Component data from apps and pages
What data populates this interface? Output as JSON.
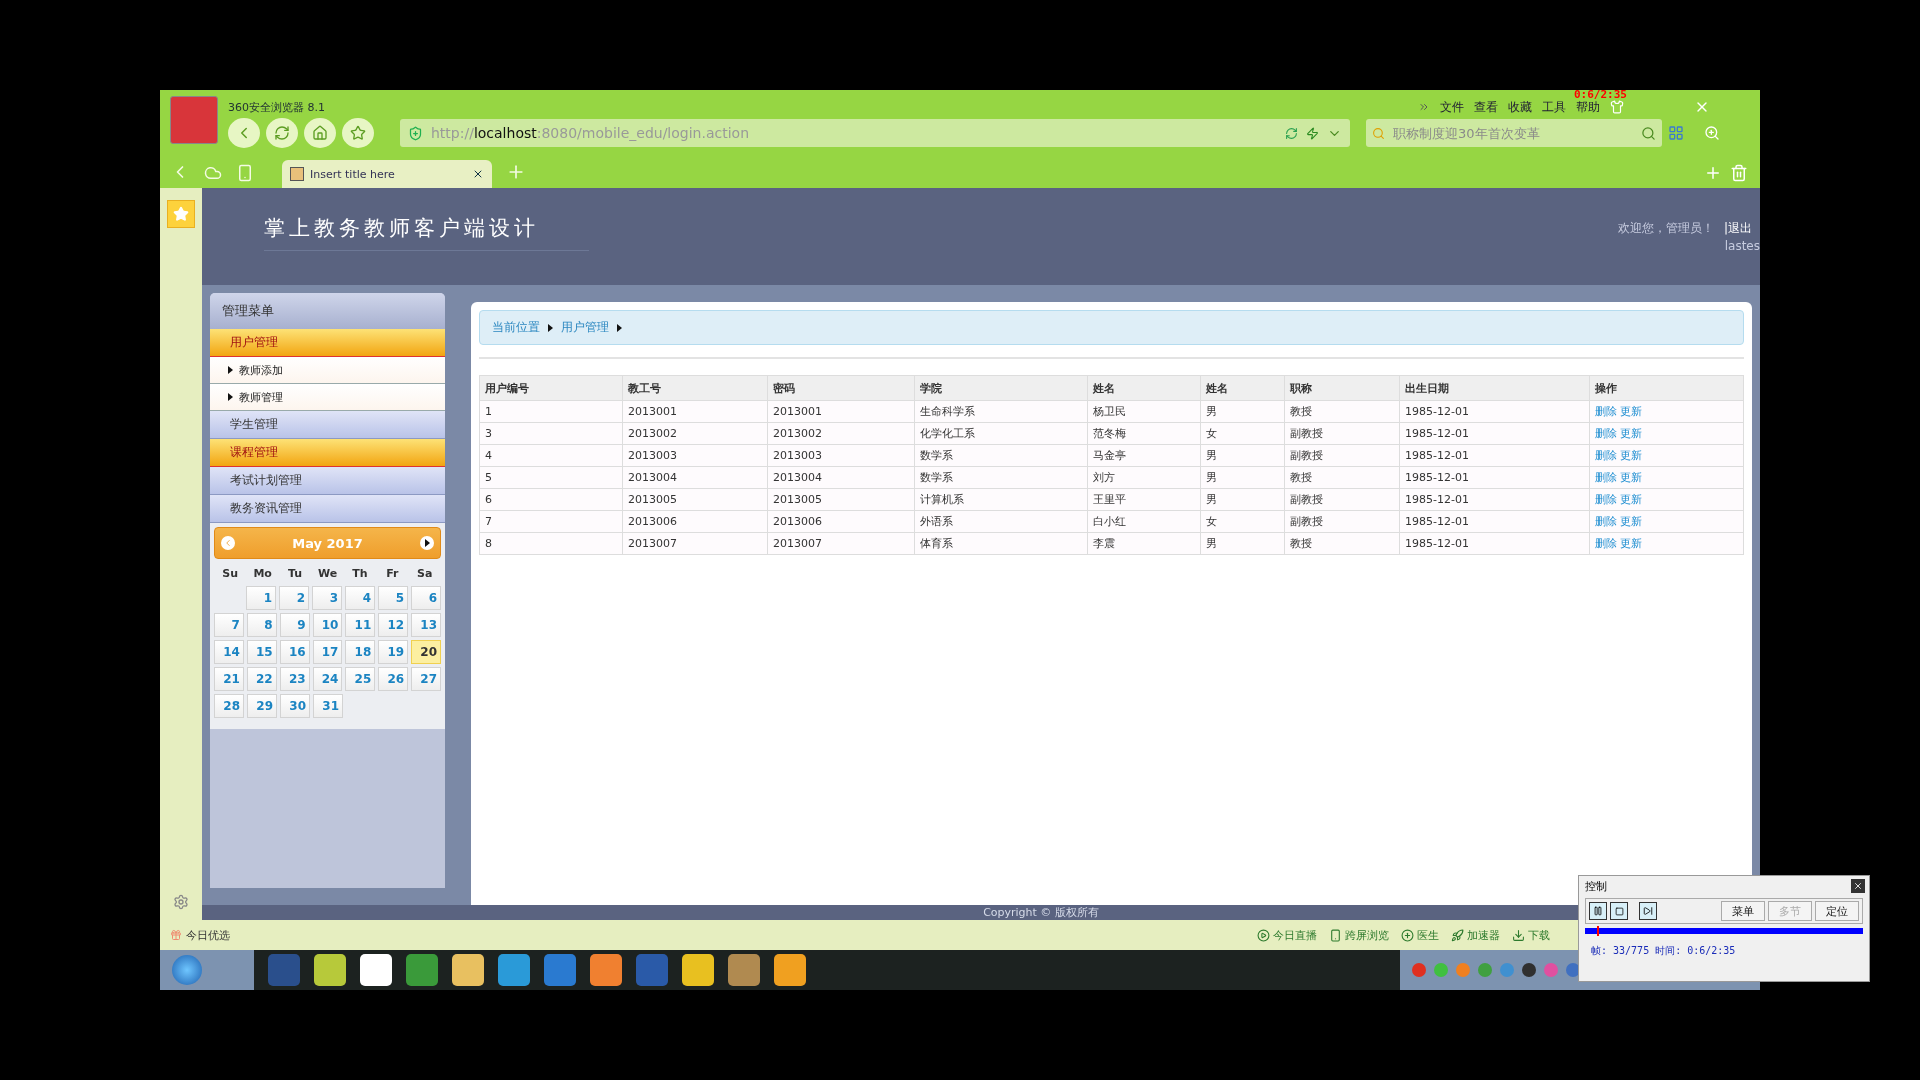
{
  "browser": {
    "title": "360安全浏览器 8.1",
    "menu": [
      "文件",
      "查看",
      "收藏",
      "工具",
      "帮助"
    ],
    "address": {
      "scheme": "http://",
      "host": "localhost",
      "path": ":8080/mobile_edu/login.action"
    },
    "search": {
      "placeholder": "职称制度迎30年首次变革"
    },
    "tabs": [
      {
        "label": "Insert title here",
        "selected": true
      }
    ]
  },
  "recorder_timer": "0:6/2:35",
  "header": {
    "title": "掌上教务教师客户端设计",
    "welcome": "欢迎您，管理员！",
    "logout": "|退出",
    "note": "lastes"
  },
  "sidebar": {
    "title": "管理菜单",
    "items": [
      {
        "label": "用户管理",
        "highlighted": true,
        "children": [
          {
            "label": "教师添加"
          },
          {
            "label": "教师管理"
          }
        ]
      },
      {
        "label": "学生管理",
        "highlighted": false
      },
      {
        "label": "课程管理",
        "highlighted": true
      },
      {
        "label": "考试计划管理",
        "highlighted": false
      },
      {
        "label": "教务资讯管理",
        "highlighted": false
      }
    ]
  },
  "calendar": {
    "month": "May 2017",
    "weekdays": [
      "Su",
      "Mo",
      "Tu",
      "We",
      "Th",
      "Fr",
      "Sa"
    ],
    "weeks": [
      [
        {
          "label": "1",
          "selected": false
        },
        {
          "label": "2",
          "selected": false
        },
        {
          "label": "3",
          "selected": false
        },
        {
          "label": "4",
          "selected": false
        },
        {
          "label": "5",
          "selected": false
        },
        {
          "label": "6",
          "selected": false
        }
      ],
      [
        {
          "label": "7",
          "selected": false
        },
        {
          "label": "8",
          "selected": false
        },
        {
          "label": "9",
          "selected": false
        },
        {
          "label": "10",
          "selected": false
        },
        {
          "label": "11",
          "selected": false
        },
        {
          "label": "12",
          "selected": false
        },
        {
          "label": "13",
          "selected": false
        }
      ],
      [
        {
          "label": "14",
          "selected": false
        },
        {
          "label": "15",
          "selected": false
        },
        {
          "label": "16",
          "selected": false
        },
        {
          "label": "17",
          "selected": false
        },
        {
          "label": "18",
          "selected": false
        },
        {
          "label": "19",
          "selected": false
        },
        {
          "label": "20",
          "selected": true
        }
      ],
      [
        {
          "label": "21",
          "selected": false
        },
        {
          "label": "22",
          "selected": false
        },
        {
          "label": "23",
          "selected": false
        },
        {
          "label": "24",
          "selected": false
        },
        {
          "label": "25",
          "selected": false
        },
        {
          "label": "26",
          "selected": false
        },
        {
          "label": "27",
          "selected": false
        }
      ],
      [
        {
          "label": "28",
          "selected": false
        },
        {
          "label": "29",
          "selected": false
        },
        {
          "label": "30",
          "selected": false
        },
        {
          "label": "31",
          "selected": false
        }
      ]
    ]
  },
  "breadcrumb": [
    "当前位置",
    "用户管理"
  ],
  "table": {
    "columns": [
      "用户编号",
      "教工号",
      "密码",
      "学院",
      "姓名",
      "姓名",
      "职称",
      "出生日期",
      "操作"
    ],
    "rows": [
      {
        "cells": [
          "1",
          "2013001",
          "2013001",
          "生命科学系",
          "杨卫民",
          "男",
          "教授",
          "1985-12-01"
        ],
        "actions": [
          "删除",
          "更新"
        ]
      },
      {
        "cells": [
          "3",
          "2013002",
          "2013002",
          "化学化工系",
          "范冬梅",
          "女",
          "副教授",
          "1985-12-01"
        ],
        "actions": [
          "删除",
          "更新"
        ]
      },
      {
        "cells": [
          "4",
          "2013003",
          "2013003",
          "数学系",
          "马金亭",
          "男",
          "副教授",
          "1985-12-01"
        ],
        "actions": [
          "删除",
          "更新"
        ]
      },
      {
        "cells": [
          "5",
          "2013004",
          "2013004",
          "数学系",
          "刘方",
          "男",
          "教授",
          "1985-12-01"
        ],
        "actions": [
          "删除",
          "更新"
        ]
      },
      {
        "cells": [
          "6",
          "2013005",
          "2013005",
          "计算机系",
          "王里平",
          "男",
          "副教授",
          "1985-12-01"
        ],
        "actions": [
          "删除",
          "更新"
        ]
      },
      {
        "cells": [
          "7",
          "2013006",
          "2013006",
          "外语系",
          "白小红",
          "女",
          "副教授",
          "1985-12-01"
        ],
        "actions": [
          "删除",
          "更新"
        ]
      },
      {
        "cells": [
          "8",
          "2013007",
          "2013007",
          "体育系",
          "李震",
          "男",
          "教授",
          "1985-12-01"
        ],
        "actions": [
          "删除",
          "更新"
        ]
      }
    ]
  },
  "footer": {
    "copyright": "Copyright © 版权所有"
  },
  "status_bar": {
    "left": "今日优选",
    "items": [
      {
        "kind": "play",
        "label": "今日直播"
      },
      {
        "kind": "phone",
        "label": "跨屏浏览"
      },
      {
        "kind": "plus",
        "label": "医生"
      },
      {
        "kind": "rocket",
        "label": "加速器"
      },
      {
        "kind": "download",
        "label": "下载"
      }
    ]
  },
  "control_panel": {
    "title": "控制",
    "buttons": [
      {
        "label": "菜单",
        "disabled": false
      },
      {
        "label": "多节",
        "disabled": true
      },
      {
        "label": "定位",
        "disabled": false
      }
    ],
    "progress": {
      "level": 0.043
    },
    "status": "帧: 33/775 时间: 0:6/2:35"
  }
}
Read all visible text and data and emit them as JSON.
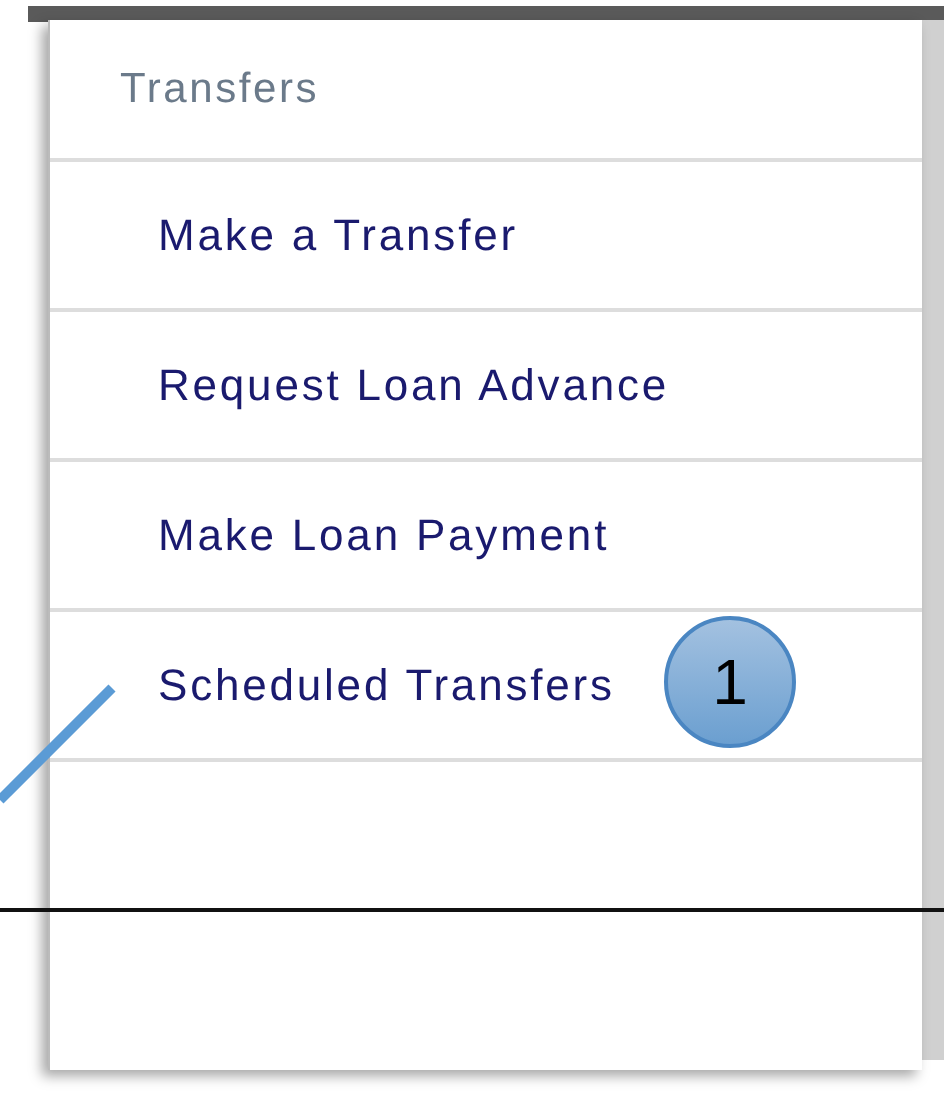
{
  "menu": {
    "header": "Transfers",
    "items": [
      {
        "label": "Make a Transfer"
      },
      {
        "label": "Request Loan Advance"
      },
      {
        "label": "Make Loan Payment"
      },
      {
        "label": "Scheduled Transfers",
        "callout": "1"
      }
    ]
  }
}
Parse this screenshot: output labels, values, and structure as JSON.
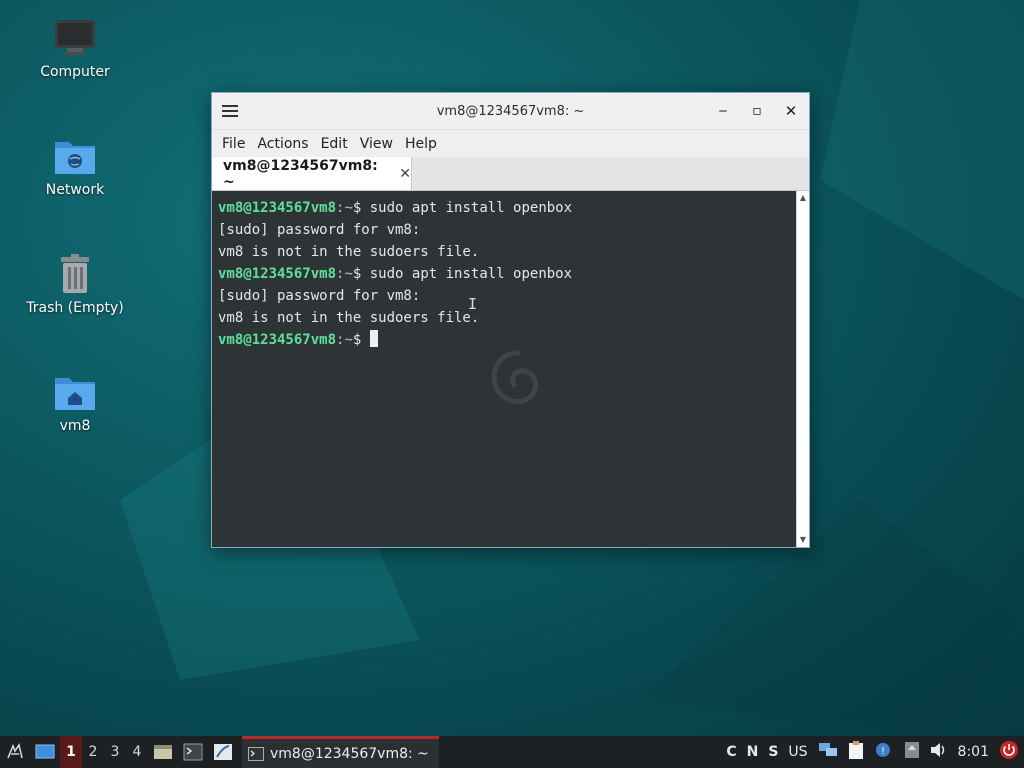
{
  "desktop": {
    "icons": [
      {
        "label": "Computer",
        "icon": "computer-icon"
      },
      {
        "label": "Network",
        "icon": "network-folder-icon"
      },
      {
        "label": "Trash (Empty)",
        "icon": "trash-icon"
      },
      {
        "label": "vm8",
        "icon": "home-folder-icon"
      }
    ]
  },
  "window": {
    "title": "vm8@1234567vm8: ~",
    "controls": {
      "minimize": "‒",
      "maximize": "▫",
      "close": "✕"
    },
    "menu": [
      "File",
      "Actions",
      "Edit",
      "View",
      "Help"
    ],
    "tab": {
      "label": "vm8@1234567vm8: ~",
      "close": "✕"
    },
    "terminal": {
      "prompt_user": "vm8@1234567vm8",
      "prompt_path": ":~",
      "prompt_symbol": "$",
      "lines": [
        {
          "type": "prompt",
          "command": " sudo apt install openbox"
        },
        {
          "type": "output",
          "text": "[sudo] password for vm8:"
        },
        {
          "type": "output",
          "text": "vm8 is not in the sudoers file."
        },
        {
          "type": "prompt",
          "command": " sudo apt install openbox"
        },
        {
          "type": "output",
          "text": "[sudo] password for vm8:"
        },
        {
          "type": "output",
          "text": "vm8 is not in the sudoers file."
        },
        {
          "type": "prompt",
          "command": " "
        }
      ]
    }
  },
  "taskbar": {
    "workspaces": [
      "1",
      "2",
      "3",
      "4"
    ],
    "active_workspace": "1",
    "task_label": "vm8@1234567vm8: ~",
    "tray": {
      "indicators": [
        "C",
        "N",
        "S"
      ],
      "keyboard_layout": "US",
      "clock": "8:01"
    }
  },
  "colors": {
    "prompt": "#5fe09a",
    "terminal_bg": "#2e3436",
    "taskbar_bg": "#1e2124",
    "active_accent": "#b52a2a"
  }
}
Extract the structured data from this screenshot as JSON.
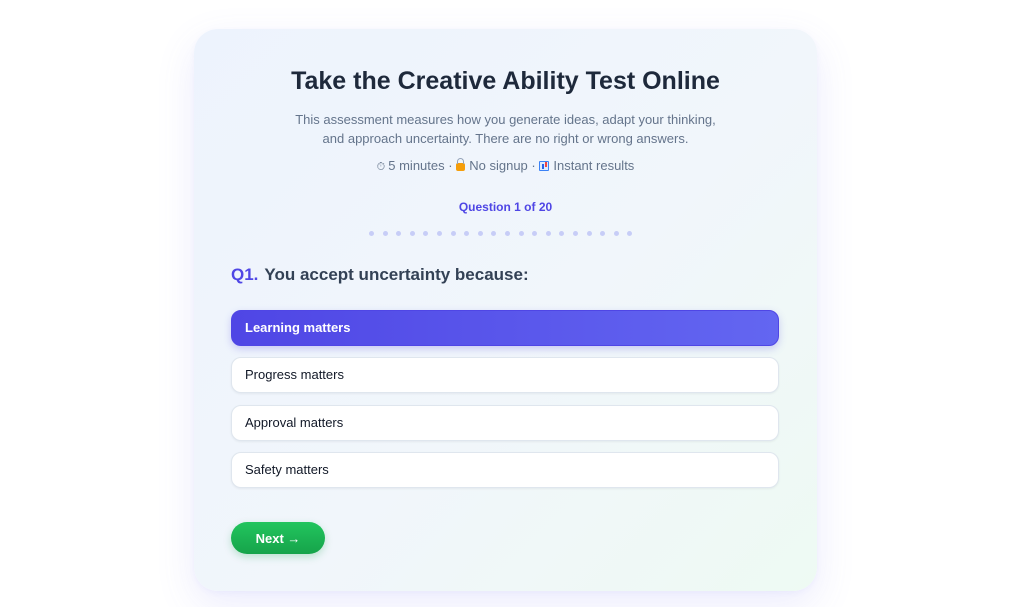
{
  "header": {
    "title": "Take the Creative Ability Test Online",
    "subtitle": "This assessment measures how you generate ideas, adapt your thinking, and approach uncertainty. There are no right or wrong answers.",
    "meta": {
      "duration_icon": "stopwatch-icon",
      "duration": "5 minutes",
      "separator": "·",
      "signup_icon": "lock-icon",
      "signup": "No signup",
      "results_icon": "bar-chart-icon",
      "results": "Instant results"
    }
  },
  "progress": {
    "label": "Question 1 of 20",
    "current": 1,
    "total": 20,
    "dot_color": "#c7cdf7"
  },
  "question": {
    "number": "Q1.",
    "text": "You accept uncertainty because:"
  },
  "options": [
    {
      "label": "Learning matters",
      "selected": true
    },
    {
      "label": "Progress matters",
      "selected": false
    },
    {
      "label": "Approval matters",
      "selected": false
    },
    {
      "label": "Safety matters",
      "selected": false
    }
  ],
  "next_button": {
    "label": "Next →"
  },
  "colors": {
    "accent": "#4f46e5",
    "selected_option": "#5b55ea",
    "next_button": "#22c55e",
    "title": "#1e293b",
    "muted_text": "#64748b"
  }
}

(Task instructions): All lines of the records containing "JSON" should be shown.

(Exercise answer):
What data populates this interface? Output as JSON.
Read all visible text and data and emit them as JSON.
Parse this screenshot: output labels, values, and structure as JSON.
Extract the structured data from this screenshot as JSON.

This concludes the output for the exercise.